PROMPT :: Below are records to repeat exactly; copy them without the pictures.

(Data records for software interfaces)
====
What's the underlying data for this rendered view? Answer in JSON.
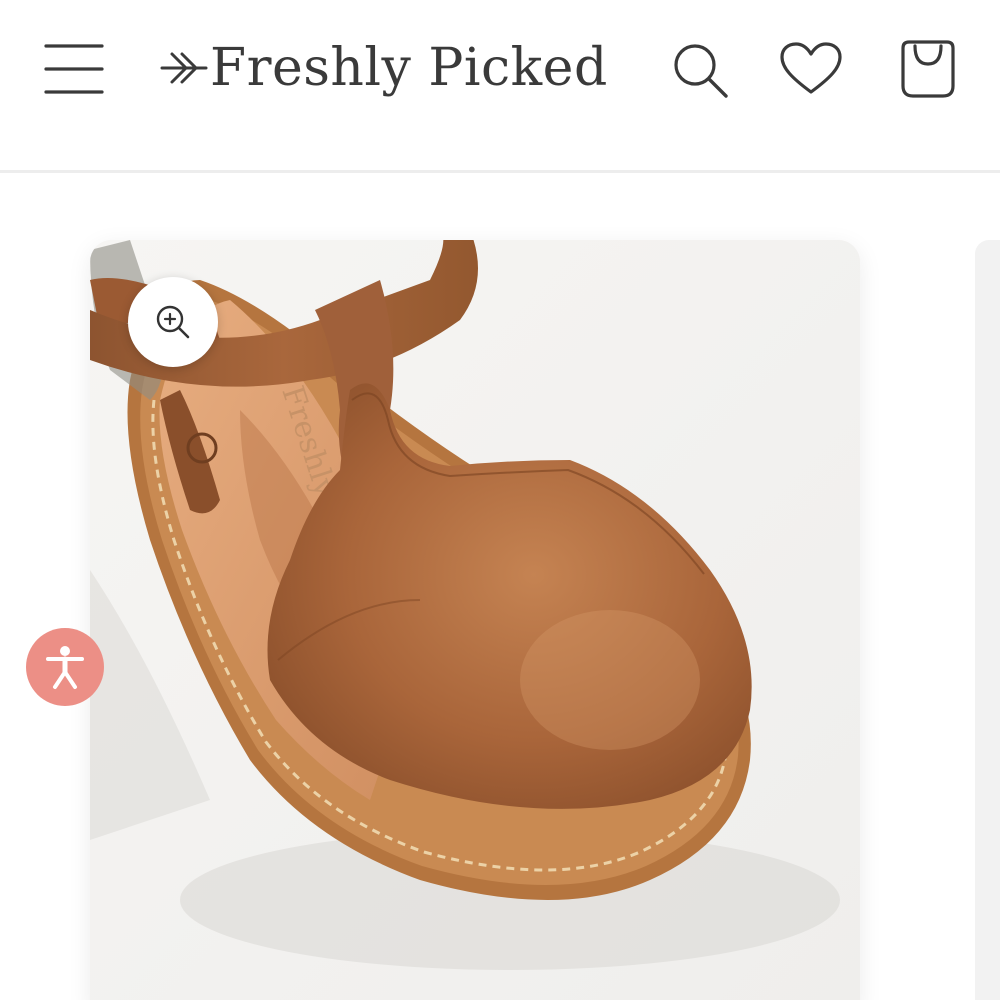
{
  "header": {
    "logo_text": "Freshly Picked",
    "icons": {
      "menu": "hamburger-menu-icon",
      "logo_mark": "arrow-logo-icon",
      "search": "search-icon",
      "wishlist": "heart-icon",
      "cart": "shopping-bag-icon"
    }
  },
  "product": {
    "image_subject": "Brown leather T-strap closed-toe sandal",
    "insole_stamp": "Freshly Picked",
    "zoom_icon": "zoom-in-icon"
  },
  "accessibility": {
    "icon": "accessibility-person-icon",
    "color": "#ec8f86"
  },
  "colors": {
    "text": "#3a3a3a",
    "leather": "#a8663c",
    "sole": "#b97a45",
    "background": "#ffffff"
  }
}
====
SOLUTION TO THE EXERCISE ::
What's the underlying data for this rendered view? Answer in JSON.
{
  "header": {
    "logo_text": "Freshly Picked",
    "icons": {
      "menu": "hamburger-menu-icon",
      "logo_mark": "arrow-logo-icon",
      "search": "search-icon",
      "wishlist": "heart-icon",
      "cart": "shopping-bag-icon"
    }
  },
  "product": {
    "image_subject": "Brown leather T-strap closed-toe sandal",
    "insole_stamp": "Freshly Picked",
    "zoom_icon": "zoom-in-icon"
  },
  "accessibility": {
    "icon": "accessibility-person-icon",
    "color": "#ec8f86"
  },
  "colors": {
    "text": "#3a3a3a",
    "leather": "#a8663c",
    "sole": "#b97a45",
    "background": "#ffffff"
  }
}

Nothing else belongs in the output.